Chipotle says it may need to tick its food prices up
Chipotle, which just announced price hikes, said it will likely charge even more at its California restaurants, blaming a new law that raises minimum wages for fast food (and fast casual) workers in the state.
During an analyst call discussing the company’s third quarter results Thursday, John Hartung, Chipotle’s chief financial officer, said “we haven’t made a decision” on pricing.
It would be a mid- to high single-digit price increase to cover the dollar cost and/or margin of that,” he explained. “We will definitely pass this along.”
According to a Chipotle spokesperson, the company has not yet decided whether it will raise prices in California.
California Gov. Gavin Newsom signed legislation in September that raised the minimum wage for fast food workers to $20 an hour, and created a council that can approve further increases. As of January 1, the minimum wage in the state will increase to $16 an hour from $15.50. Around 15% of Chipotle’s roughly 3,300 locations in California pay employees $17 an hour.
It will take effect on April 1 of next year when the new hourly wage for fast food workers takes effect. The program is open to employees of fast food restaurants with at least 60 locations nationwide.

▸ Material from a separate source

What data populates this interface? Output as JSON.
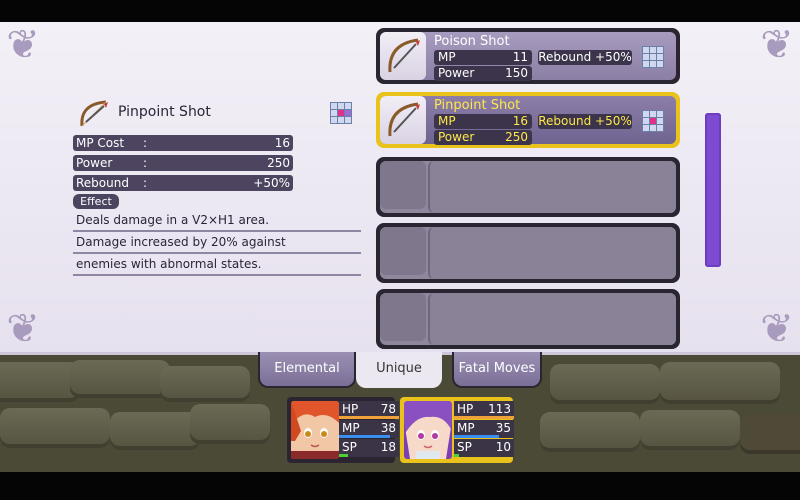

Chipotle has been able to raise its prices without much consequence, even as some consumers cut back on spending.